I love it when I get to use puns in my titles–it’s not quite clickbait, but it’s almost just as good. Anyways, stress. We often feel defeated by stress. We think stress is a sign of failure and inadequacy (and then we get stressed out for failing and being inadequate), but according to Kelly McGonigal, that perspective on stress is incorrect.
Instead, she says, stress makes us stronger.
Perhaps feeling inspired by Nietzsche, perhaps by Kelly Clarkson, or maybe just neurochemistry, McGonigal has a point–and backs it up with evidence. When we reflect on prior stressful events, it helps us better cope with future stressful events. (And let’s be honest, no matter how much we overcome, life will always find a way to stress us out.)
The first part of today’s stress journal asks my students to write about the lessons they learned from a stressful event in their pasts. The time that comes to mind for me came about a year ago, during my second semester of teaching, in which all but two or three students failed our first exam of the year.
I felt horrible.
I thought I’d done a good job teaching, I thought we had done plenty of examples and that students knew their stuff, and as I graded exam after exam of failing grade upon failing grade, I just felt worse and worse.
I panicked.
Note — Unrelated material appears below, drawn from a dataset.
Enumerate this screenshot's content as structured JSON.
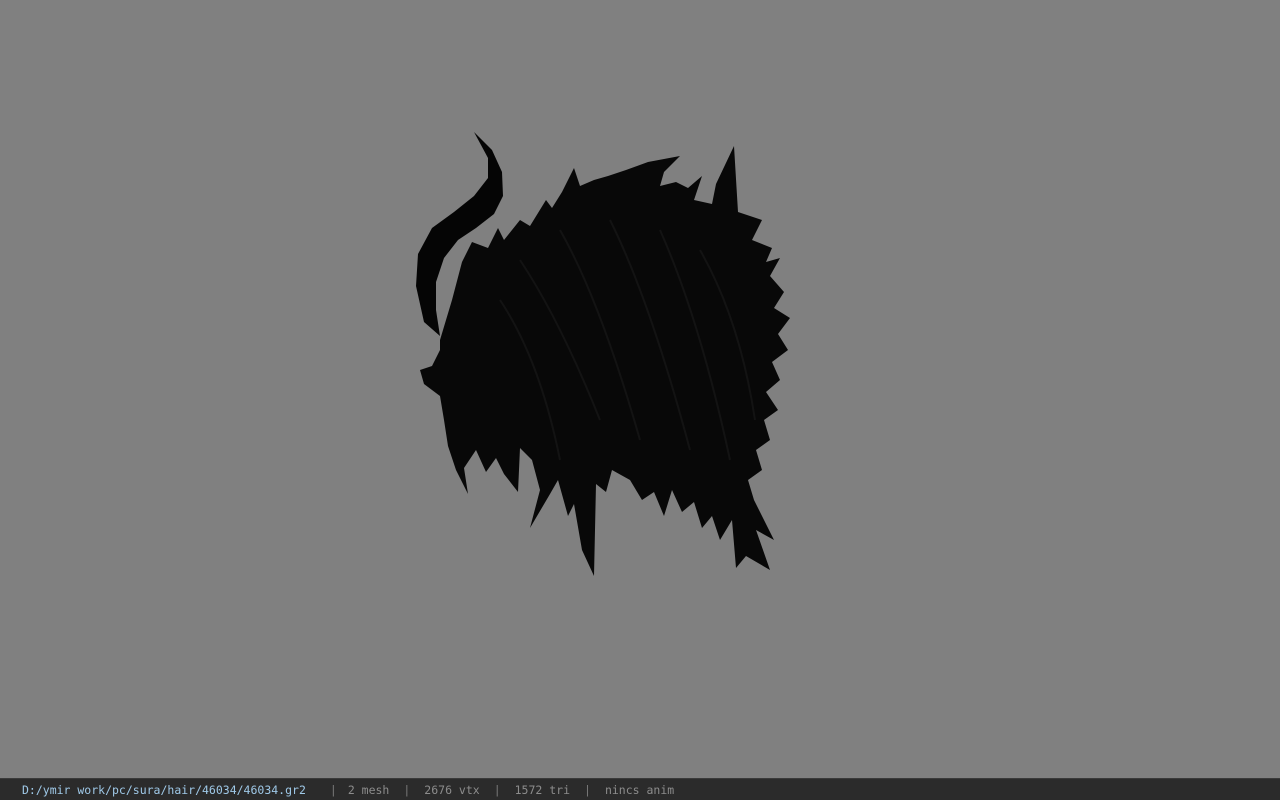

I felt defeated. I turned to my instructional coach for support.
Together, she and I identified some places where I had overestimated my students’ skills and not dug deep enough into the material to develop their understanding. We also discussed how I’d taught the material and ways I could teach it better. Not only did she provide some personal comfort and encouragement, she also helped me learn important things about teaching and observing my students and their skills before we take a test.
The next day in class, we returned to the topics students struggled with the most and we took three additional days to review the material. Then we all retook the exam–and scores this second time around were significantly higher. I felt proud, but not of myself, but of my students: they, too, had taken a challenge and worked to overcome it.
I learned a lot through that experience, and not just the hard skills of assessment and instructional design. I also learned that I had a community of educators around me willing to support me even when I failed, and failed hard. I learned that even when I have the lives of five dozen kids in the palm of my hand, we can still work through challenges together and all of us can come out stronger.
This same unit is coming up only about a month from now, and I’m nervous about it. What if I mess up again? What if all my students fail the exam again?
Those anxieties aside, I know that even if it does happen, I’ll still be able to make it through. More importantly, I also have an extra year of experience behind me now, and I know the changes we made last year during those extra review days that I can now bring into my instruction the first time around. All the things I learned through this failure last year, and all the things I’ve learned since, help prepare me for greater success this year.
Does that optimism mean I’m not nervous?
No, it doesn’t, but that optimism–no, that realism–tells me that I’m prepared to take it on.